Jeff Daniels’ Path Less Traveled
Midwest actor, playwright finds Hollywood success on his terms
In fact, this veteran of more than 50 films and numerous stage productions vehemently denies any intention to pursue a thespian career at all.
"I was dragged into it," he says. "I had a choir teacher in high school who did musicals. She needed guys for South Pacific. Any guy who could sing, she put them in the play. It became apparent that I knew what to do in front of 700 people in the auditorium."
After high school, Daniels attended Central Michigan University, where he continued to act. "I went to college and I just kept on going, waiting to fail miserably, so that I could work at my dad's lumber company," he says. "But I kept on succeeding. Eventually, I met somebody and he said that I should move to New York."
Before long, Daniels was cast in several high-visibility Hollywood films, including James L. Brooks' Terms of Endearment and Woody Allen's The Purple Rose of Cairo.
"I got out of the gate fast," he says, adding that he didn't want to be a flash in the pan. "Early on, I knew that I was in a business that discards people. I didn't want to be discarded until I was ready. I wanted to be the one who walked away.

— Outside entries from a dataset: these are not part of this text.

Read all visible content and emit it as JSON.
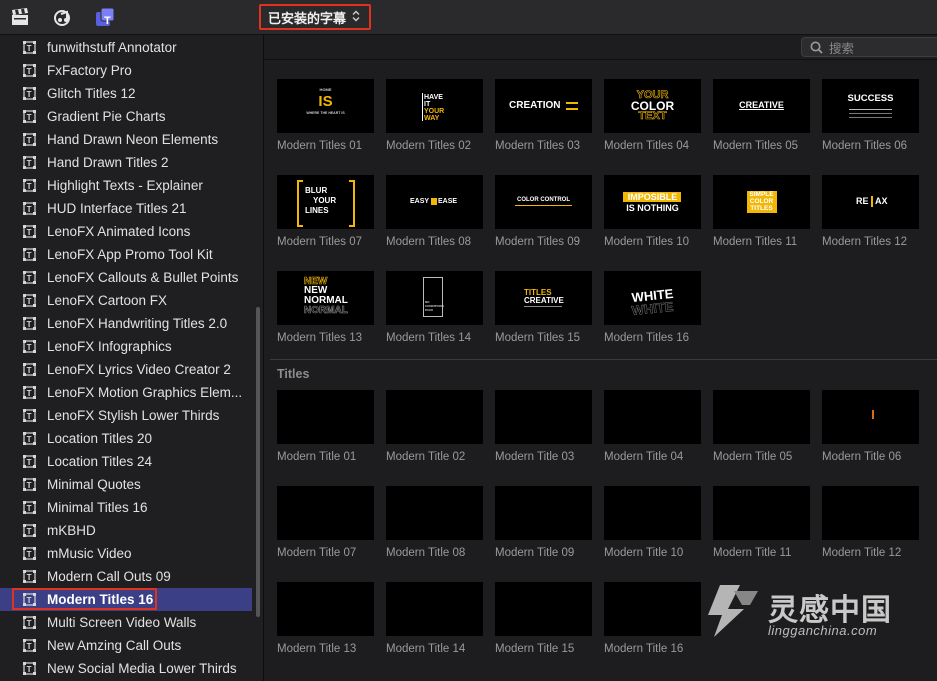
{
  "toolbar": {
    "icons": [
      "clapperboard-icon",
      "music-photo-icon",
      "titles-generators-icon"
    ],
    "dropdown_label": "已安装的字幕",
    "dropdown_chevron": "⌃⌄"
  },
  "search": {
    "placeholder": "搜索"
  },
  "sidebar": {
    "items": [
      {
        "label": "funwithstuff Annotator"
      },
      {
        "label": "FxFactory Pro"
      },
      {
        "label": "Glitch Titles 12"
      },
      {
        "label": "Gradient Pie Charts"
      },
      {
        "label": "Hand Drawn Neon Elements"
      },
      {
        "label": "Hand Drawn Titles 2"
      },
      {
        "label": "Highlight Texts - Explainer"
      },
      {
        "label": "HUD Interface Titles 21"
      },
      {
        "label": "LenoFX Animated Icons"
      },
      {
        "label": "LenoFX App Promo Tool Kit"
      },
      {
        "label": "LenoFX Callouts & Bullet Points"
      },
      {
        "label": "LenoFX Cartoon FX"
      },
      {
        "label": "LenoFX Handwriting Titles 2.0"
      },
      {
        "label": "LenoFX Infographics"
      },
      {
        "label": "LenoFX Lyrics Video Creator 2"
      },
      {
        "label": "LenoFX Motion Graphics Elem..."
      },
      {
        "label": "LenoFX Stylish Lower Thirds"
      },
      {
        "label": "Location Titles 20"
      },
      {
        "label": "Location Titles 24"
      },
      {
        "label": "Minimal Quotes"
      },
      {
        "label": "Minimal Titles 16"
      },
      {
        "label": "mKBHD"
      },
      {
        "label": "mMusic Video"
      },
      {
        "label": "Modern Call Outs 09"
      },
      {
        "label": "Modern Titles 16",
        "selected": true
      },
      {
        "label": "Multi Screen Video Walls"
      },
      {
        "label": "New Amzing Call Outs"
      },
      {
        "label": "New Social Media Lower Thirds"
      }
    ]
  },
  "modern_titles": [
    {
      "caption": "Modern Titles 01",
      "thumb": [
        "HOME",
        "IS",
        "WHERE THE HEART IS"
      ]
    },
    {
      "caption": "Modern Titles 02",
      "thumb": [
        "HAVE",
        "IT",
        "YOUR",
        "WAY"
      ]
    },
    {
      "caption": "Modern Titles 03",
      "thumb": [
        "CREATION"
      ]
    },
    {
      "caption": "Modern Titles 04",
      "thumb": [
        "YOUR",
        "COLOR",
        "TEXT"
      ]
    },
    {
      "caption": "Modern Titles 05",
      "thumb": [
        "CREATIVE"
      ]
    },
    {
      "caption": "Modern Titles 06",
      "thumb": [
        "SUCCESS"
      ]
    },
    {
      "caption": "Modern Titles 07",
      "thumb": [
        "BLUR",
        "YOUR",
        "LINES"
      ]
    },
    {
      "caption": "Modern Titles 08",
      "thumb": [
        "EASY",
        "EASE"
      ]
    },
    {
      "caption": "Modern Titles 09",
      "thumb": [
        "COLOR CONTROL"
      ]
    },
    {
      "caption": "Modern Titles 10",
      "thumb": [
        "IMPOSIBLE",
        "IS NOTHING"
      ]
    },
    {
      "caption": "Modern Titles 11",
      "thumb": [
        "SIMPLE",
        "COLOR",
        "TITLES"
      ]
    },
    {
      "caption": "Modern Titles 12",
      "thumb": [
        "RE",
        "AX"
      ]
    },
    {
      "caption": "Modern Titles 13",
      "thumb": [
        "NEW",
        "NEW",
        "NORMAL",
        "NORMAL"
      ]
    },
    {
      "caption": "Modern Titles 14",
      "thumb": [
        "NO",
        "CONDITIONS",
        "PACK"
      ]
    },
    {
      "caption": "Modern Titles 15",
      "thumb": [
        "TITLES",
        "CREATIVE"
      ]
    },
    {
      "caption": "Modern Titles 16",
      "thumb": [
        "WHITE",
        "WHITE"
      ]
    }
  ],
  "section_label": "Titles",
  "titles": [
    {
      "caption": "Modern Title 01"
    },
    {
      "caption": "Modern Title 02"
    },
    {
      "caption": "Modern Title 03"
    },
    {
      "caption": "Modern Title 04"
    },
    {
      "caption": "Modern Title 05"
    },
    {
      "caption": "Modern Title 06"
    },
    {
      "caption": "Modern Title 07"
    },
    {
      "caption": "Modern Title 08"
    },
    {
      "caption": "Modern Title 09"
    },
    {
      "caption": "Modern Title 10"
    },
    {
      "caption": "Modern Title 11"
    },
    {
      "caption": "Modern Title 12"
    },
    {
      "caption": "Modern Title 13"
    },
    {
      "caption": "Modern Title 14"
    },
    {
      "caption": "Modern Title 15"
    },
    {
      "caption": "Modern Title 16"
    }
  ],
  "watermark": {
    "brand": "灵感中国",
    "url": "lingganchina.com"
  },
  "colors": {
    "highlight_red": "#e0321f",
    "selection": "#3a3f86",
    "accent_yellow": "#f2b705"
  }
}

I wanted to do that in my 70s. Soâ€¦I sat down with myself and tried to figure out, 'How could I possibly do that?'"
Daniels says he examined the career trajectories of some of his favorite actors.
"I just wanted to be an actor like Jimmy Stewart, Alan Arkin, Jack Lemmon, who lasted for decades," he says. "I looked at those guys and how they did it. They mixed it up. They mixed up the characters, they mixed up genres, the comedies, the dramas."
Daniels' résumé reflects that desire to mix it up. His creative choices have varied between live theater, mainstream Hollywood films and smaller indie vehicles.
"I think that in a lot of cases, it helps to keep you sane," Daniels says of theater and smaller film productions. "When you come from the theater, it's just the director or the playwright. And there's just the two of them in a room making decisions."
He observes that an indie film is similar to an off-Broadway theater experience. "You don't have 16 people that you're answering to in an office building in Hollywood somewhere, like you do on a studio film. So I like that on The Squid and the Whale and The Answer Man,we're figuring out ourselves on the set what to do. I like that, on indies, the scripts are more complex and more challenging."
Of course, that's not to say that Daniels doesn't appreciate the appeal of big-budget Hollywood films. "Studio movies are fun because there's more money and you have more toys," he says. "You show up and there's 40 semi-trucks there. It's a big damn movie and it's fun. They put the camera on you and you do your part of it and it opens in 6,000 theaters."
Instead of opting for the big-time Hollywood life, though, Daniels returned to his hometown of Chelsea, Mich., which has a population of about 5,000 people. He lives there with his wife of 30 years, who was his high-school sweetheart, and their three children.
"I did not have a clue about how to live in Hollywood or raise kids in Hollywood," he says. "I didn't know how to do it, so I wasn't going to do it. Family came first. Career was second. It was a close second, but it was second."
Daniels has made some unconventional choices in his career as well-even when people warned him that it could hurt his professional trajectory. When he was offered a main role in the lowbrow comedy Dumb and Dumber, he saw reasons to take a chance on it.
"I can do comedy and nobody knows it. So I'm going to stand next to Jim Carrey and do comedy," he recalls. "I had agents warn me, 'You're going to get killed.'"
In actuality, it turned out to be a great career move "that bought me 10 years," he adds. The freedom enabled Daniels to indulge his penchant for stage work and quirky indie films.
"I focused on the only thing that I could control, and that was whether I was any good or not, regardless of whether the movie was any good or not, whether it made any money or not," Daniels says of the key to his success. "The only thing that I could control was that I was good. All the other stuff is other stuff."